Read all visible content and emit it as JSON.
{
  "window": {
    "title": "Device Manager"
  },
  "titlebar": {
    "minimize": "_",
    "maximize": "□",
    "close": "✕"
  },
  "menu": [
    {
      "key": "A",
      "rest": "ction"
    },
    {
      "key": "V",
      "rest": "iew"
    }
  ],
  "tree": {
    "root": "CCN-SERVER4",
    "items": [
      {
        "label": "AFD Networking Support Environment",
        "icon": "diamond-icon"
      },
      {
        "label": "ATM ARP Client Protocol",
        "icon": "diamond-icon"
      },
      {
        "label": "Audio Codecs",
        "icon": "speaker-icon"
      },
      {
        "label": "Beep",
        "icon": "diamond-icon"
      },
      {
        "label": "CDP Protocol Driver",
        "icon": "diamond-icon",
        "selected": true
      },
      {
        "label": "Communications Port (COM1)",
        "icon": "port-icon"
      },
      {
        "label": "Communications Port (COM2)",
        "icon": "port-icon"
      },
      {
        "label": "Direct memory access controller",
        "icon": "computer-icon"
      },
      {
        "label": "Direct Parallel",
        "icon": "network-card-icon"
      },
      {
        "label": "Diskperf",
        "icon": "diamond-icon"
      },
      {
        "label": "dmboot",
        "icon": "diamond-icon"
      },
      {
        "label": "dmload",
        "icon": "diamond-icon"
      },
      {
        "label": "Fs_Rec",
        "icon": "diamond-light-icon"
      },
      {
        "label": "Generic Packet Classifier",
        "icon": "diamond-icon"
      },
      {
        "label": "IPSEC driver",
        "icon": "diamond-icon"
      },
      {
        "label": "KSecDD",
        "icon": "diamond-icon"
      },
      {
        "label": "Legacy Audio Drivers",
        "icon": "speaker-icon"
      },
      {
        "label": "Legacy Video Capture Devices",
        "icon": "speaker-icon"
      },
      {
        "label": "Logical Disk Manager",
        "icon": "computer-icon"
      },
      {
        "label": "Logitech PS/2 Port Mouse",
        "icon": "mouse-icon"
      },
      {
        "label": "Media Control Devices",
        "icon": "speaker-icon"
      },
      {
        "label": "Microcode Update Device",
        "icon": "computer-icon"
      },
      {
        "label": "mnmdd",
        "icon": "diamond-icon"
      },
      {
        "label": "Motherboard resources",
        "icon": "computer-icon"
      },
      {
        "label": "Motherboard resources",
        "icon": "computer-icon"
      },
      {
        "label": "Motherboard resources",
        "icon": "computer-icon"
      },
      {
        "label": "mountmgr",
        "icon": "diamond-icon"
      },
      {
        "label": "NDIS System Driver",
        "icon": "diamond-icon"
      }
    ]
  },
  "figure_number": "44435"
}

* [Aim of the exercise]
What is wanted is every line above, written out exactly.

* [Output of the exercise]
Read all visible content and emit it as JSON.
{
  "window": {
    "title": "Device Manager"
  },
  "titlebar": {
    "minimize": "_",
    "maximize": "□",
    "close": "✕"
  },
  "menu": [
    {
      "key": "A",
      "rest": "ction"
    },
    {
      "key": "V",
      "rest": "iew"
    }
  ],
  "tree": {
    "root": "CCN-SERVER4",
    "items": [
      {
        "label": "AFD Networking Support Environment",
        "icon": "diamond-icon"
      },
      {
        "label": "ATM ARP Client Protocol",
        "icon": "diamond-icon"
      },
      {
        "label": "Audio Codecs",
        "icon": "speaker-icon"
      },
      {
        "label": "Beep",
        "icon": "diamond-icon"
      },
      {
        "label": "CDP Protocol Driver",
        "icon": "diamond-icon",
        "selected": true
      },
      {
        "label": "Communications Port (COM1)",
        "icon": "port-icon"
      },
      {
        "label": "Communications Port (COM2)",
        "icon": "port-icon"
      },
      {
        "label": "Direct memory access controller",
        "icon": "computer-icon"
      },
      {
        "label": "Direct Parallel",
        "icon": "network-card-icon"
      },
      {
        "label": "Diskperf",
        "icon": "diamond-icon"
      },
      {
        "label": "dmboot",
        "icon": "diamond-icon"
      },
      {
        "label": "dmload",
        "icon": "diamond-icon"
      },
      {
        "label": "Fs_Rec",
        "icon": "diamond-light-icon"
      },
      {
        "label": "Generic Packet Classifier",
        "icon": "diamond-icon"
      },
      {
        "label": "IPSEC driver",
        "icon": "diamond-icon"
      },
      {
        "label": "KSecDD",
        "icon": "diamond-icon"
      },
      {
        "label": "Legacy Audio Drivers",
        "icon": "speaker-icon"
      },
      {
        "label": "Legacy Video Capture Devices",
        "icon": "speaker-icon"
      },
      {
        "label": "Logical Disk Manager",
        "icon": "computer-icon"
      },
      {
        "label": "Logitech PS/2 Port Mouse",
        "icon": "mouse-icon"
      },
      {
        "label": "Media Control Devices",
        "icon": "speaker-icon"
      },
      {
        "label": "Microcode Update Device",
        "icon": "computer-icon"
      },
      {
        "label": "mnmdd",
        "icon": "diamond-icon"
      },
      {
        "label": "Motherboard resources",
        "icon": "computer-icon"
      },
      {
        "label": "Motherboard resources",
        "icon": "computer-icon"
      },
      {
        "label": "Motherboard resources",
        "icon": "computer-icon"
      },
      {
        "label": "mountmgr",
        "icon": "diamond-icon"
      },
      {
        "label": "NDIS System Driver",
        "icon": "diamond-icon"
      }
    ]
  },
  "figure_number": "44435"
}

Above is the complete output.